The Seoul Metropolitan Government (SMG) claimed last year that it would be the first large city to enter the metaverse. The aim is to establish a virtual communication ecosystem for all facets of the city government, now known as “Metaverse Seoul.” This would involve economic, cultural, tourist, educational, and civic service in three stages beginning this year.
On Wednesday, Seoul had a closed beta test run of the first stage of its metaverse project Metaverse Seoul. This “Introduction” phase will be followed by “Expansion” (2023 to 2024) and finally, “Settlement” (2025 to 2026).
The test run included a virtual recreation of Seoul City Hall and the Seoul Plaza, where people could engage in interactive activities and games. It also has a virtual counseling room where young people could meet and talk about their issues with mentors in the metaverse. Officials believe this will assuage worries about feeling awkward talking to a possible mentor in person.
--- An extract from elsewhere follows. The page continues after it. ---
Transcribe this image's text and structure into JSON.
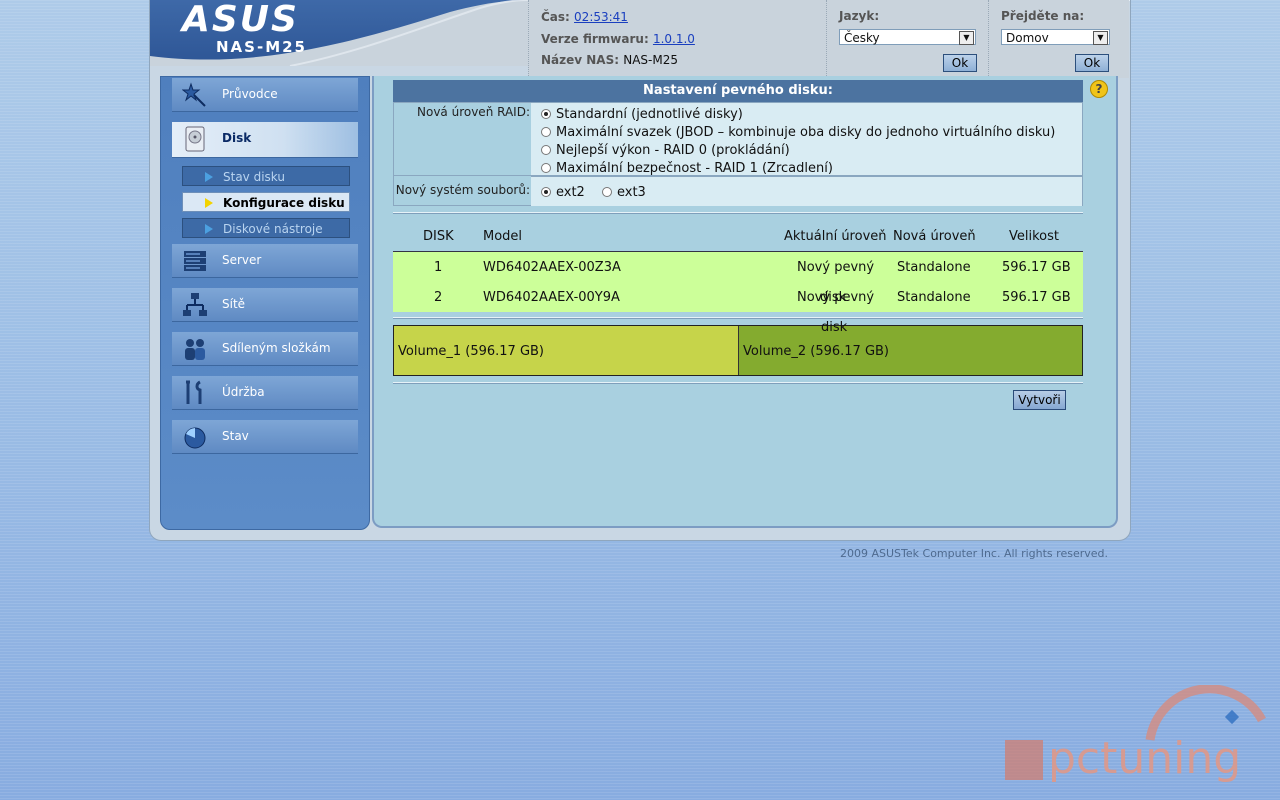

About 3,200 users of Seoul Learn, the city’s online learning platform, had signed up to take part in the test run, along with professionals from the Seoul IT Tech Governance Group. Seoul will work on an improvement based on the suggestions made by these participants.
The first phase of Metaverse Seoul is anticipated to become live by the end of November. Following that, a multitude of facilities and services, like the “Virtual Mayor’s Office,” a “Seoul FinTech Lab,” Invest Seoul, and Seoul Campus Town,” would be gradually introduced. Through a designated “Virtual Tourist Zone,” the metaverse will also provide virtual copies of its well-known tourist sites, including Gwanghwamun Plaza, Deoksugung Palace, and Namdaemun Market. Visitors also could explore digital reconstructions of lost historical places like the Donuimun gate, which was razed during the Japanese colonial period.
As part of the city’s Seoul Vision 2030 plan, the South Korean capital has invested KRW 3.9 billion (approximately €2.8 billion) in the project. The mayor, Oh Se-hoon, stated that the project intends to make Seoul a city of coexistence, a worldwide leader, a secure city, and a future emotional city. Residents of Seoul will soon be able to don VR headsets to attend mass gathering events, speak with avatar authorities, and see authentically recreated landmarks.
Other initiatives that have been mentioned include the Seoul Lantern Festival, which will be hosted in the metaverse beginning in 2023 and will be accessible worldwide. The city also announced that it will utilize the platform to produce services for the socially disadvantaged, such as safety and convenience content for individuals with disabilities, and that it will expand the platform to all municipal government sectors to increase efficiency.
Seoul is only one of a rising number of towns globally exploring ways to use metaverse technology to manage public services better, engage residents, and increase participation with companies or downtown areas. Other cities in this growing list include Dubai and Santa Monica. In July, Dubai unveiled its own metaverse strategy, which seeks to become the city a global hub for the metaverse community and be one of the top ten metaverse economies in the world.
If used effectively, the metaverse offers a real chance to enhance municipal services and the quality of life for citizens. To accomplish this, urban authorities must be at the core of metaverse cities initiatives.